> **Recorded data**
○ ○ ○ ○

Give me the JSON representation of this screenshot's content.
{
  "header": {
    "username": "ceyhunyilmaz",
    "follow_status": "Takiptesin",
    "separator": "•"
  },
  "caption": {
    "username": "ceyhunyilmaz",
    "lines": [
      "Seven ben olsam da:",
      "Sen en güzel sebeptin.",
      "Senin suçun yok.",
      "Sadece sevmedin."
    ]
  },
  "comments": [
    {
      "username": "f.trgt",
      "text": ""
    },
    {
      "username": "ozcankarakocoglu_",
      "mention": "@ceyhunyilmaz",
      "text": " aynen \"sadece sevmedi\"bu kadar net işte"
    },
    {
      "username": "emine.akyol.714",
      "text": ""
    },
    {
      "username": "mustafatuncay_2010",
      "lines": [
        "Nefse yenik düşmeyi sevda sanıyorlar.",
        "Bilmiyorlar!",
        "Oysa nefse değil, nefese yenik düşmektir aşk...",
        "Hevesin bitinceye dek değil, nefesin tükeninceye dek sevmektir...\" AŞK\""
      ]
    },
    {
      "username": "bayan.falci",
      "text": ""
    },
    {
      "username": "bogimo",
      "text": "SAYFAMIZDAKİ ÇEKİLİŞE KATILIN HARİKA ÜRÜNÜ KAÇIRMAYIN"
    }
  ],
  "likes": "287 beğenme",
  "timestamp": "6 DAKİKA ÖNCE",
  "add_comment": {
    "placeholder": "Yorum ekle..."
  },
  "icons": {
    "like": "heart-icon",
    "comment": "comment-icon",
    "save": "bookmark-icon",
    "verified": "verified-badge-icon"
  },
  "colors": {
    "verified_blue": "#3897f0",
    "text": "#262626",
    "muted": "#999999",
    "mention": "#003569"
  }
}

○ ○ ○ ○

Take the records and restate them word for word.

> **Exercise output**
Give me the JSON representation of this screenshot's content.
{
  "header": {
    "username": "ceyhunyilmaz",
    "follow_status": "Takiptesin",
    "separator": "•"
  },
  "caption": {
    "username": "ceyhunyilmaz",
    "lines": [
      "Seven ben olsam da:",
      "Sen en güzel sebeptin.",
      "Senin suçun yok.",
      "Sadece sevmedin."
    ]
  },
  "comments": [
    {
      "username": "f.trgt",
      "text": ""
    },
    {
      "username": "ozcankarakocoglu_",
      "mention": "@ceyhunyilmaz",
      "text": " aynen \"sadece sevmedi\"bu kadar net işte"
    },
    {
      "username": "emine.akyol.714",
      "text": ""
    },
    {
      "username": "mustafatuncay_2010",
      "lines": [
        "Nefse yenik düşmeyi sevda sanıyorlar.",
        "Bilmiyorlar!",
        "Oysa nefse değil, nefese yenik düşmektir aşk...",
        "Hevesin bitinceye dek değil, nefesin tükeninceye dek sevmektir...\" AŞK\""
      ]
    },
    {
      "username": "bayan.falci",
      "text": ""
    },
    {
      "username": "bogimo",
      "text": "SAYFAMIZDAKİ ÇEKİLİŞE KATILIN HARİKA ÜRÜNÜ KAÇIRMAYIN"
    }
  ],
  "likes": "287 beğenme",
  "timestamp": "6 DAKİKA ÖNCE",
  "add_comment": {
    "placeholder": "Yorum ekle..."
  },
  "icons": {
    "like": "heart-icon",
    "comment": "comment-icon",
    "save": "bookmark-icon",
    "verified": "verified-badge-icon"
  },
  "colors": {
    "verified_blue": "#3897f0",
    "text": "#262626",
    "muted": "#999999",
    "mention": "#003569"
  }
}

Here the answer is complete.